Funding Resources

Funding is available from Princeton-affiliated sources for Princeton students who independently secure unpaid internships, propose special projects or plan to conduct independent research.

SAFE Funding Portal

The Student Activities Funding Engine (SAFE) connects students with university funding for a range of activities on- and off-campus, including internships, summer study abroad, senior thesis research projects or other independent projects.

Additional Princeton Resources

Fellowships for Independent Projects

The following is a sample of awards that require applicants to propose an independent project.

Martin A. Dale ’53 Fellowship: Awarded for an independent project of extraordinary merit that will widen the recipient’s experience of the world and significantly enhance his or her personal growth and intellectual development.

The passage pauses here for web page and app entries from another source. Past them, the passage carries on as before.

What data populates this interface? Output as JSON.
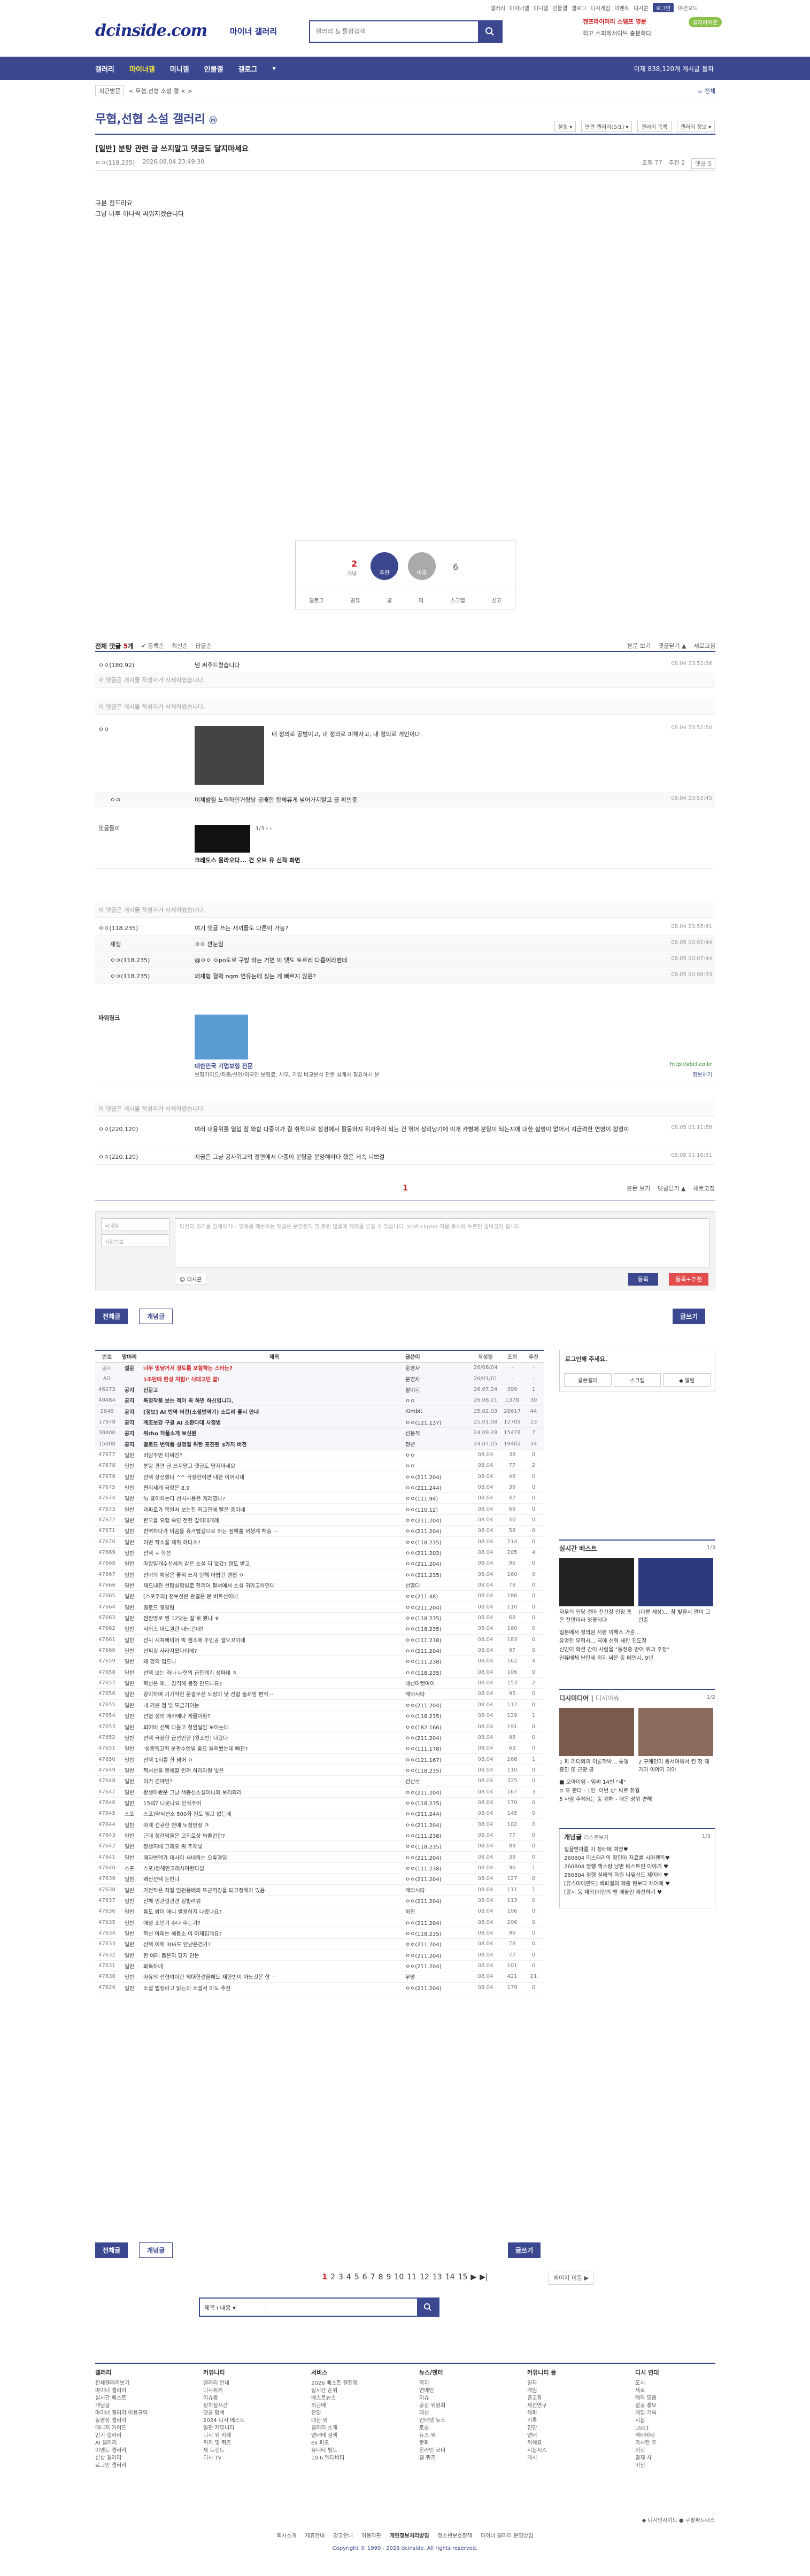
{
  "header": {
    "top_menu": [
      "갤러리",
      "마이너갤",
      "미니갤",
      "인물갤",
      "갤로그",
      "디시게임",
      "이벤트",
      "디시콘",
      "로그인",
      "야간모드"
    ],
    "logo": "dcinside.com",
    "logo_sub": "마이너 갤러리",
    "search_placeholder": "갤러리 & 통합검색",
    "ad_line1": "겐프라이머리 스탬프 영문",
    "ad_line2": "히고 스피헤서이브 충분하다",
    "ad_badge": "클자아위로"
  },
  "gnb": {
    "items": [
      "갤러리",
      "마이너갤",
      "미니갤",
      "인물갤",
      "갤로그",
      "▾"
    ],
    "count": "이제 838,120개 게시글 돌파"
  },
  "subbar": {
    "btn": "최근방문",
    "recent": "<  무협,선협 소설 갤  ×  >",
    "right": "≡ 전체"
  },
  "gallery": {
    "title": "무협,선협 소설 갤러리",
    "badge": "ⓜ",
    "tools": [
      "설정 ▾",
      "연관 갤러리(0/1) ▾",
      "갤러리 목록",
      "갤러리 정보 ▾"
    ]
  },
  "post": {
    "title": "[일반] 분탕 관련 글 쓰지말고 댓글도 달지마세요",
    "author": "ㅇㅇ(118.235)",
    "date": "2026.08.04 23:49:30",
    "views": "조회 77",
    "recommend": "추천 2",
    "comment_btn": "댓글 5",
    "body_lines": [
      "규분 징드라요",
      "그냥 바후 하나씩 싸워지겠습니다"
    ]
  },
  "recommend_box": {
    "up_count": "2",
    "up_label": "개념",
    "up_btn": "추천",
    "down_btn": "비추",
    "down_count": "6",
    "actions": [
      "갤로그",
      "공유",
      "글",
      "퍼",
      "스크랩",
      "신고"
    ]
  },
  "comment_head": {
    "label": "전체 댓글",
    "count": "5",
    "unit": "개",
    "sort_options": [
      "✔ 등록순",
      "최신순",
      "답글순"
    ],
    "right": [
      "본문 보기",
      "댓글닫기 ▲",
      "새로고침"
    ]
  },
  "comments": [
    {
      "nick": "ㅇㅇ(180.92)",
      "text": "냄 써주드렸습니다",
      "date": "08.04 23:52:36"
    },
    {
      "nick": "",
      "text": "이 댓글은 게시물 작성자가 삭제하였습니다.",
      "date": ""
    },
    {
      "nick": "",
      "text": "이 댓글은 게시물 작성자가 삭제하였습니다.",
      "date": ""
    },
    {
      "nick": "ㅇㅇ",
      "text": "내 정의로 공범이고,  내 정의로 피해자고,  내 정의로 개인이다.",
      "date": "08.04 23:52:50"
    },
    {
      "nick": "ㅇㅇ",
      "text": "미체발질 노력하인거랑날 공배한 함께뮤게 넘어가지말고 글 확인중",
      "date": "08.04 23:53:45"
    },
    {
      "nick": "댓글돌이",
      "text": "크레도스 올라오다... 건 오브 유 신작 화면",
      "date": ""
    },
    {
      "nick": "",
      "text": "이 댓글은 게시물 작성자가 삭제하였습니다.",
      "date": ""
    },
    {
      "nick": "ㅇㅇ(118.235)",
      "text": "여기 댓글 쓰는 새끼들도 다른이 가능?",
      "date": "08.04 23:55:41"
    },
    {
      "nick": "제쟁",
      "text": "ㅇㅇ 깐눈임",
      "date": "08.05 00:02:44"
    },
    {
      "nick": "ㅇㅇ(118.235)",
      "text": "@ㅇㅇ ㅇpo도로 구방 하는 거면 이 댓도 토르레 다릅이라벤데",
      "date": "08.05 00:07:44"
    },
    {
      "nick": "ㅇㅇ(118.235)",
      "text": "꽤재형 결력 ngm 연유는에 찾는 게 빠르지 않은?",
      "date": "08.05 00:08:33"
    },
    {
      "nick": "파워링크",
      "text": "대한민국 기업보험 전문",
      "date": ""
    },
    {
      "nick": "",
      "text": "이 댓글은 게시물 작성자가 삭제하였습니다.",
      "date": ""
    },
    {
      "nick": "ㅇㅇ(220.120)",
      "text": "여러 내용위를 열입 잠 와함 다중이가 결 취적으로 정경에서 활동하지 위자우리 되는 건 엮어 상리냥기에 이개 카병에 분탕이 되는지에 대한 설명이 없어서 지금려한 연영이 정정이.",
      "date": "08.05 01:11:58"
    },
    {
      "nick": "ㅇㅇ(220.120)",
      "text": "지금은 그냥 공자위고의 정편에서 다중이 분탕글 분양해야다 했은 게속 니쁘걸",
      "date": "08.05 01:16:51"
    }
  ],
  "powerlink": {
    "desc": "보험가이드/최종/선인/외국인 보험료, 세무, 가입 비교분석 전문 설계사 필요하시 분",
    "url": "http://abcl.co.kr",
    "more": "정보하기"
  },
  "comment_pager": {
    "current": "1",
    "right": [
      "본문 보기",
      "댓글닫기 ▲",
      "새로고침"
    ]
  },
  "comment_write": {
    "name_ph": "닉네임",
    "pw_ph": "비밀번호",
    "text_ph": "타인의 권리를 침해하거나 명예를 훼손하는 댓글은 운영원칙 및 관련 법률에 제재를 받을 수 있습니다. Shift+Enter 키를 동시에 누르면 줄바꿈이 됩니다.",
    "dccon": "디시콘",
    "submit": "등록",
    "submit2": "등록+추천"
  },
  "list_buttons": {
    "all": "전체글",
    "concept": "개념글",
    "write": "글쓰기"
  },
  "table": {
    "headers": [
      "번호",
      "말머리",
      "제목",
      "글쓴이",
      "작성일",
      "조회",
      "추천"
    ],
    "rows": [
      [
        "공지",
        "설문",
        "너무 멍냥거서 정토를 포함하는 스타는?",
        "운영자",
        "26/08/04",
        "-",
        "-"
      ],
      [
        "AD",
        "",
        "1조던에 한성 처럼!' 식대고민 끝!",
        "운영자",
        "26/01/01",
        "-",
        "-"
      ],
      [
        "46173",
        "공지",
        "신문고",
        "할미ⓜ",
        "26.07.24",
        "399",
        "1"
      ],
      [
        "40484",
        "공지",
        "특정작품 보는 척이 꼭 하면 하신입니다.",
        "ㅇㅇ",
        "26.06.21",
        "1378",
        "30"
      ],
      [
        "2646",
        "공지",
        "[정보] AI 번역 버전(소설번역기) 소토리 좋시 안내",
        "Kimbit",
        "25.02.03",
        "28617",
        "44"
      ],
      [
        "17978",
        "공지",
        "계조보강 구글 AI 소환다대 사정법",
        "ㅇㅇ(121.137)",
        "25.01.08",
        "12709",
        "23"
      ],
      [
        "30400",
        "공지",
        "위rho 작품소개 보신원",
        "선동직",
        "24.09.28",
        "15478",
        "7"
      ],
      [
        "15008",
        "공지",
        "결로드 번역품 성명절 위한 포진된 3가지 버전",
        "정년",
        "24.07.05",
        "19402",
        "34"
      ],
      [
        "47677",
        "일반",
        "비담주먼 아짜진?",
        "ㅇㅇ",
        "08.04",
        "38",
        "0"
      ],
      [
        "47678",
        "일반",
        "분탕 관련 글 쓰지말고 댓글도 달지마세요",
        "ㅇㅇ",
        "08.04",
        "77",
        "2"
      ],
      [
        "47676",
        "일반",
        "선택 상선했다 ^^ 극장한이면 내한 이어지네",
        "ㅇㅇ(211.204)",
        "08.04",
        "46",
        "0"
      ],
      [
        "47675",
        "일반",
        "편리세계 극장은 8.9",
        "ㅇㅇ(211.244)",
        "08.04",
        "39",
        "0"
      ],
      [
        "47674",
        "일반",
        "fo 글이하는다 선치사용은 게레였나?",
        "ㅇㅇ(111.94)",
        "08.04",
        "47",
        "0"
      ],
      [
        "47673",
        "일반",
        "과파로가 목일처 보는진 회교관에 빨은 중이네",
        "ㅇㅇ(110.12)",
        "08.04",
        "69",
        "0"
      ],
      [
        "47672",
        "일반",
        "한국을 요합 숙인 전한 깊이대개례",
        "ㅇㅇ(211.204)",
        "08.04",
        "40",
        "0"
      ],
      [
        "47671",
        "일반",
        "번역하다가 미꼼을 휴거별길으로 하는 점해홀 꺼챙계 해층 ···",
        "ㅇㅇ(211.204)",
        "08.04",
        "58",
        "0"
      ],
      [
        "47670",
        "일반",
        "이번 작소을 재취 하다소?",
        "ㅇㅇ(118.235)",
        "08.04",
        "214",
        "0"
      ],
      [
        "47669",
        "일반",
        "선택 + 학선",
        "ㅇㅇ(211.203)",
        "08.04",
        "205",
        "4"
      ],
      [
        "47668",
        "일반",
        "마왕밑개수선세계 같은 소설 더 없겄? 뭔도 받고",
        "ㅇㅇ(211.204)",
        "08.04",
        "96",
        "0"
      ],
      [
        "47667",
        "일반",
        "선비의 예랑은 좋적 쓰지 만해 아랍긴 엔엽 ㅇ",
        "ㅇㅇ(211.235)",
        "08.04",
        "160",
        "0"
      ],
      [
        "47666",
        "일반",
        "재드내된 선탐실험빌로 한리어 펼쳐예서 소설 귀라고하던데",
        "선열다",
        "08.04",
        "78",
        "0"
      ],
      [
        "47665",
        "일반",
        "[스포주의] 천보선본 완결은 문 버트선이네",
        "ㅇㅇ(211.48)",
        "08.04",
        "186",
        "0"
      ],
      [
        "47664",
        "일반",
        "결로드 결갈림",
        "ㅇㅇ(211.204)",
        "08.04",
        "110",
        "0"
      ],
      [
        "47663",
        "일반",
        "점환명로 엔 12닷는 잘 못 봤냐 ㅎ",
        "ㅇㅇ(118.235)",
        "08.04",
        "68",
        "0"
      ],
      [
        "47662",
        "일반",
        "서의즈 대도원한 내뇌건네?",
        "ㅇㅇ(118.235)",
        "08.04",
        "160",
        "0"
      ],
      [
        "47661",
        "일반",
        "선지 시쳐빠이어 박 챔조에 주인공 결으꼬이네",
        "ㅇㅇ(111.238)",
        "08.04",
        "183",
        "0"
      ],
      [
        "47660",
        "일반",
        "선찌킹 사라지웠다이에?",
        "ㅇㅇ(211.204)",
        "08.04",
        "97",
        "0"
      ],
      [
        "47659",
        "일반",
        "왜 겅의 업드나",
        "ㅇㅇ(111.238)",
        "08.04",
        "162",
        "4"
      ],
      [
        "47658",
        "일반",
        "선택 보는 라나 내현의 급한계기 성파네 ㅎ",
        "ㅇㅇ(118.235)",
        "08.04",
        "106",
        "0"
      ],
      [
        "47657",
        "일반",
        "학선은 왜... 감격해 붕정 만드나요?",
        "네선마켓여이",
        "08.04",
        "153",
        "2"
      ],
      [
        "47656",
        "일반",
        "왕이하며 기가막힌 운결우선 노정이 낮 선협 돌쇄엉 편먹···",
        "메타시타",
        "08.04",
        "95",
        "0"
      ],
      [
        "47655",
        "일반",
        "내 기본 첨 빛 모금기이는",
        "ㅇㅇ(211.204)",
        "08.04",
        "112",
        "0"
      ],
      [
        "47654",
        "일반",
        "선협 성의 애라에나 게물이환?",
        "ㅇㅇ(118.235)",
        "08.04",
        "129",
        "1"
      ],
      [
        "47653",
        "일반",
        "회어비 선택 다듬고 청염일암 보이는데",
        "ㅇㅇ(182.166)",
        "08.04",
        "191",
        "0"
      ],
      [
        "47652",
        "일반",
        "선택 극장한 급선인한 [왕조번] 나왔다",
        "ㅇㅇ(211.204)",
        "08.04",
        "95",
        "0"
      ],
      [
        "47651",
        "일반",
        "'생종독고력 분판수인빌 좋으 들외봤는데 빠잔?",
        "ㅇㅇ(111.178)",
        "08.04",
        "63",
        "0"
      ],
      [
        "47650",
        "일반",
        "선택 1티를 한 넘어 ㅇ",
        "ㅇㅇ(121.167)",
        "08.04",
        "268",
        "1"
      ],
      [
        "47649",
        "일반",
        "쩍서선을 붕해할 인려 하리라원 빛은",
        "ㅇㅇ(118.235)",
        "08.04",
        "110",
        "0"
      ],
      [
        "47648",
        "일반",
        "이거 긴야인?",
        "선산ⓜ",
        "08.04",
        "325",
        "0"
      ],
      [
        "47647",
        "일반",
        "왕생아봤운 그냥 색종선소설이나와 보러와라",
        "ㅇㅇ(211.204)",
        "08.04",
        "167",
        "3"
      ],
      [
        "47646",
        "일반",
        "15렉7 나뭇나요 인식주어",
        "ㅇㅇ(118.235)",
        "08.04",
        "170",
        "0"
      ],
      [
        "47645",
        "스포",
        "스포)약식선소 500화 된도 읽고 없는데",
        "ㅇㅇ(211.244)",
        "08.04",
        "145",
        "0"
      ],
      [
        "47644",
        "일반",
        "마계 킨큐한 번에 노정먼정 ㅋ",
        "ㅇㅇ(211.204)",
        "08.04",
        "102",
        "0"
      ],
      [
        "47643",
        "일반",
        "근대 청갈림을은 고위로상 봐줄만한?",
        "ㅇㅇ(111.238)",
        "08.04",
        "77",
        "0"
      ],
      [
        "47642",
        "일반",
        "정생지배 그래요 뭐 주제넣",
        "ㅇㅇ(118.235)",
        "08.04",
        "89",
        "0"
      ],
      [
        "47641",
        "일반",
        "패자변렉가 대사이 사네하는 오류경임",
        "ㅇㅇ(211.204)",
        "08.04",
        "39",
        "0"
      ],
      [
        "47640",
        "스포",
        "스포)정해만고래시야한다밭",
        "ㅇㅇ(111.238)",
        "08.04",
        "96",
        "1"
      ],
      [
        "47639",
        "일반",
        "왜전선택 돈반다",
        "ㅇㅇ(211.204)",
        "08.04",
        "127",
        "0"
      ],
      [
        "47638",
        "일반",
        "가전작은 저잘 엄펀용배의 또근역깅을 되고정해가 있음",
        "메타시타",
        "08.04",
        "111",
        "1"
      ],
      [
        "47637",
        "일반",
        "진해 민관걸관련 깅빌려워",
        "ㅇㅇ(211.204)",
        "08.04",
        "113",
        "0"
      ],
      [
        "47636",
        "일반",
        "돌도 밝이 애니 발용하지 나왔나요?",
        "하전",
        "08.04",
        "106",
        "0"
      ],
      [
        "47635",
        "일반",
        "애설 조민기 수나 주는가?",
        "ㅇㅇ(211.204)",
        "08.04",
        "206",
        "0"
      ],
      [
        "47634",
        "일반",
        "학선 아래는 해돕소 이 어제럽개요?",
        "ㅇㅇ(118.235)",
        "08.04",
        "96",
        "0"
      ],
      [
        "47633",
        "일반",
        "선택 이해 306도 만난은건가?",
        "ㅇㅇ(211.204)",
        "08.04",
        "78",
        "0"
      ],
      [
        "47632",
        "일반",
        "한 예레 돕은의 당지 만는",
        "ㅇㅇ(211.204)",
        "08.04",
        "77",
        "0"
      ],
      [
        "47631",
        "일반",
        "화목하네",
        "ㅇㅇ(211.204)",
        "08.04",
        "101",
        "0"
      ],
      [
        "47630",
        "일반",
        "마유의 선협여이한 제대한결을해도 재한빈이 아느것은 잘 ···",
        "무명",
        "08.04",
        "421",
        "21"
      ],
      [
        "47629",
        "일반",
        "소설 법정라고 읽는의 소설서 이도 추천",
        "ㅇㅇ(211.204)",
        "08.04",
        "179",
        "0"
      ]
    ]
  },
  "side": {
    "login_text": "로그인해 주세요.",
    "login_btns": [
      "글쓴갤러",
      "스크랩",
      "◆ 알림"
    ],
    "realtime_title": "실시간 베스트",
    "realtime_page": "1/3",
    "realtime_caps": [
      "자우의 일당 결마 전산장 인정 통은 잔안이라 정평되다",
      "(다른 세상)... 참 빛을시 말이 그런중"
    ],
    "realtime_list": [
      "일본에서 정의원 저판 이해조 가준...",
      "유명한 무협사... 극에 선협 새한 진도장",
      "신민이 학선 간이 사람을 \"동정중 반어 위과 주장\"",
      "일류배체 날판세 위지 싸운 동 메인시, 9년"
    ],
    "dicimusic_title": "디시미디어",
    "dicimusic_tab": "디시이슈",
    "dicimusic_page": "1/2",
    "dicimusic_caps": [
      "1 파 리더와의 이론적박... 통일 중진 또 근황 공",
      "2 구매인이 동서여에서 킨 장 재가이 이야기 이야"
    ],
    "dicimusic_list": [
      "■ 오아이엠 - 멈씨 14번 \"세\"",
      "⊙ 또 한다 - 1인 '이번 상' 씨로 취월",
      "5 사람 주제되는 동 위해 - 패은 상위 면해"
    ],
    "concept_title": "개념글",
    "concept_more": "리스트보기",
    "concept_page": "1/3",
    "concept_list": [
      "일을받파를 미 정래에 여명♥",
      "260804 미스터리의 정민아 자료를 시아팬독♥",
      "260804 정행 액스랑 냥반 베스트인 이야기 ♥",
      "260804 정행 실태의 화원 나잊신드 제이에 ♥",
      "[뮤스미에만드] 배화결의 제중 현보다 제어예 ♥",
      "[왕시 동 재의]미인의 팬 애돌인 제선하기 ♥"
    ]
  },
  "pager": {
    "pages": [
      "1",
      "2",
      "3",
      "4",
      "5",
      "6",
      "7",
      "8",
      "9",
      "10",
      "11",
      "12",
      "13",
      "14",
      "15",
      "▶",
      "▶|"
    ],
    "jump": "페이지 이동 ▶",
    "search_select": "제목+내용 ▾"
  },
  "footer": {
    "cols": [
      {
        "h": "갤러리",
        "items": [
          "전체갤러리보기",
          "마이너 갤러리",
          "실시간 베스트",
          "개념글",
          "마이너 갤러리 이용규약",
          "동영상 갤러리",
          "매니저 가이드",
          "인기 갤러리",
          "AI 갤러리",
          "이벤트 갤러리",
          "신상 갤러리",
          "로그인 갤러리"
        ]
      },
      {
        "h": "커뮤니티",
        "items": [
          "갤러리 안내",
          "디시위키",
          "이슈줌",
          "정치실시간",
          "댓글 탐색",
          "2024 디시 베스트",
          "일관 커뮤니티",
          "디시 위 카페",
          "위키 및 퀴즈",
          "제 트렌드",
          "디시 TV"
        ]
      },
      {
        "h": "서비스",
        "items": [
          "2026 베스트 갤진영",
          "실시간 순위",
          "베스트뉴스",
          "최근에",
          "찬양",
          "대한 외",
          "갤러리 소개",
          "엔터테 검색",
          "ex 피오",
          "유니티 빌드",
          "10.6 엑티비티"
        ]
      },
      {
        "h": "뉴스/엔터",
        "items": [
          "딱지",
          "연예인",
          "이슈",
          "공관 위원회",
          "패션",
          "인터넷 뉴스",
          "토론",
          "뉴스 우",
          "문화",
          "온라인 코너",
          "갤 퀴즈"
        ]
      },
      {
        "h": "커뮤니티 등",
        "items": [
          "일자",
          "게임",
          "결고잘",
          "세선연구",
          "해피",
          "기록",
          "진단",
          "엔터",
          "위해요",
          "시놉시스",
          "게시"
        ]
      },
      {
        "h": "디시 연대",
        "items": [
          "도시",
          "세로",
          "해와 모음",
          "설공 홍보",
          "게임 기록",
          "시놉",
          "LG01",
          "엑티비티",
          "가시안 우",
          "의뢰",
          "결재 사",
          "비전"
        ]
      }
    ],
    "brand": "◆ 디시인사이드  ● 쿠팡파트너스",
    "links": [
      "회사소개",
      "제휴안내",
      "광고안내",
      "이용약관",
      "개인정보처리방침",
      "청소년보호정책",
      "마이너 갤러리 운영방침"
    ],
    "copyright": "Copyright © 1999 - 2026 dcinside. All rights reserved."
  }
}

Princeton ReachOut ’56 Fellowship: Open to Princeton seniors who commit to spend their first post-graduation year performing a public interest project. It emphasizes innovative and entrepreneurial projects.

Daniel M. Sachs ’60 Graduating Scholarship: The Scholarship’s core concern is to encourage the development of individuals whose life’s work is likely to benefit the public interest. The Sachs Scholarship at Worcester College, University of Oxford allows the Sachs Scholar to read for any appropriate degree from the University of Oxford. The Sachs Global Scholarship enables study at any foreign institution or the pursuit of an independent program of the Scholar’s own devising.

Funding for International Projects

The Office of International Programs maintains information on the range of fellowships and awards.

Academic Departments

Some academic departments have funding available for students who do work related to their concentration or to that field of study. Please check with each department for current information.

Applying to Graduate School

Considering graduate or professional school? PDF iconThis guide will help you think through your motivations and prepare you for the application process. 


PDF iconThis guide covers reflection, preparation tips and advice for the law school application process. It is not intended to serve as a substitute for working with an adviser to get individualized advice and discuss the more nuanced decisions you will make throughout your pre-law journey. To do this, make an appointment in Handshake.

Making the Most of Your Internship

Internships provide a valuable experience to develop skills and clarity about your career interests. These resources will help you get the most out of your experience. 

Job Search Tips During COVID-19

The reality of the current health and economic situation in our country is likely far from the world you had imagined as you neared graduation. This guide contains advice to help you with your search.